|Title||The Alliance review and leader. (Alliance, Ohio), 1916-02-18|
Stark County (Ohio)
Mahoning County (Ohio)
|Date of Original||February 18, 1916|
|Submitting Institution||Rodman Public Library|
|Rights||Online access is provided for research purposes only.
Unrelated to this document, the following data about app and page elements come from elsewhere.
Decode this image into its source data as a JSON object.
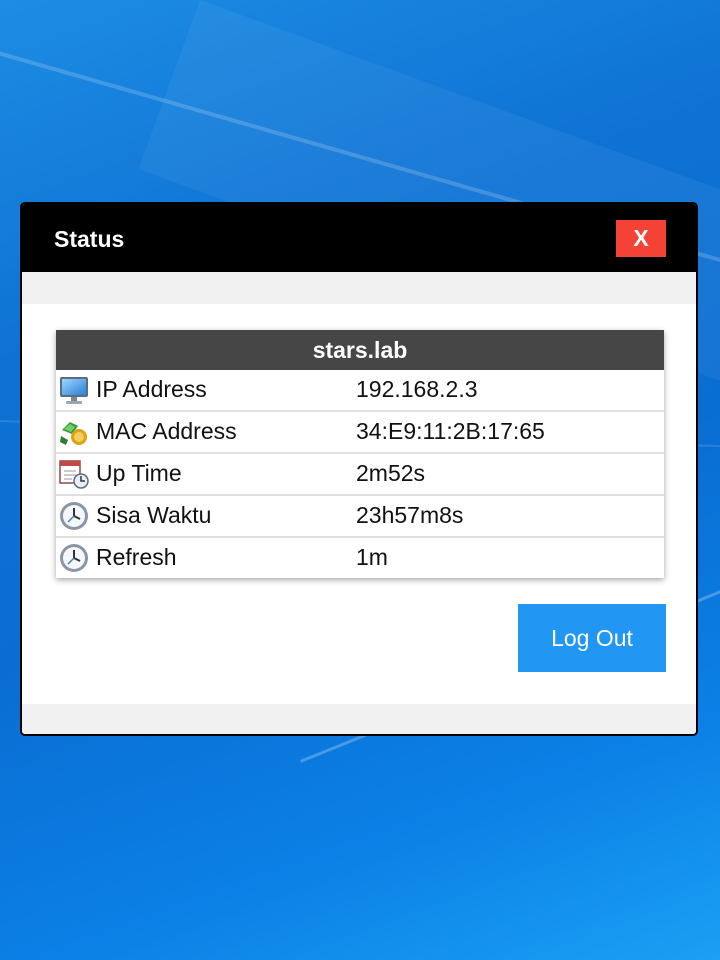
{
  "dialog": {
    "title": "Status",
    "close_label": "X"
  },
  "table": {
    "header": "stars.lab",
    "rows": [
      {
        "label": "IP Address",
        "value": "192.168.2.3",
        "icon": "computer-monitor-icon"
      },
      {
        "label": "MAC Address",
        "value": "34:E9:11:2B:17:65",
        "icon": "network-card-icon"
      },
      {
        "label": "Up Time",
        "value": "2m52s",
        "icon": "calendar-clock-icon"
      },
      {
        "label": "Sisa Waktu",
        "value": "23h57m8s",
        "icon": "clock-icon"
      },
      {
        "label": "Refresh",
        "value": "1m",
        "icon": "clock-icon"
      }
    ]
  },
  "actions": {
    "logout_label": "Log Out"
  },
  "colors": {
    "titlebar": "#000000",
    "close_button": "#f44336",
    "table_header": "#464646",
    "logout_button": "#2196f3"
  }
}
For rights and reproduction requests or more information, go to http://www.ohiohistory.org/images/information|
|Submitting Institution||Rodman Public Library|
|File Size||35098212 Bytes|
the Review reoelvss the ran report
of Tha la-ternatlonal News sea-rice,
giving the news of the entire ***orid
•too ssme day.
WEATHSftt Bne-av flurries snd
much colder; Saturday, fair, colder.
Barometer 29.00 Indicating unsettled;
temperature 58, threatening, j
VOL. XXVUI, NO. 126.
ALLIAN'CE, OHIO.iFRIDAY, FEBRUARY 18,1916.
Acceptance of German Submarine Policy Would
Mean War, He Says
RIGHT TO ARM FOR
DEFENSE, HE AVERS
To Abandon Present Policy
Would Be Unneutral,
International News garvle*.
Washington, DC, FOB. 18.—
Solemn warning that the Catted
States may be drawn into the war If
tt acquiesces in the German admlral-
ty'a newly announced submarine policy, was delivered on the senate floor
today by Senator Lodge, of Massachusetts, ranking Republican member
of the foreign relations committee.
Senator Lodge urged the administration "to stand firm in Its determination to uphold the principle of the
right of merchantmen to arm for defense.'*
The German admiralty's avowed Intention to torpedo without warning
armed enemy merchant vessels, "Is
revolting to every *ffiiW**r*t. of humanity, to every principle of law aad justice," Senator Lodge declared.
"I cannot believe that the administration thinks for a moment of altering the wcll-delined position which
it took at tbe outset of tbe European
war and I believe tbat it must stand
as firmly oa this question as it has
Ott the question ot embargo," con-
tinned the Massachusetts senator.
"Should It aet otherwise lt would
accept a humiliation and incur a danger of war, from which even the boldest and the most unscrupulous would
shrink, and therefore such a course
as aaa been discussed ta the newspapers seems to be wholly Inconcelv-
I Abandonment of the principle ot
the right of merchantmen to arm tor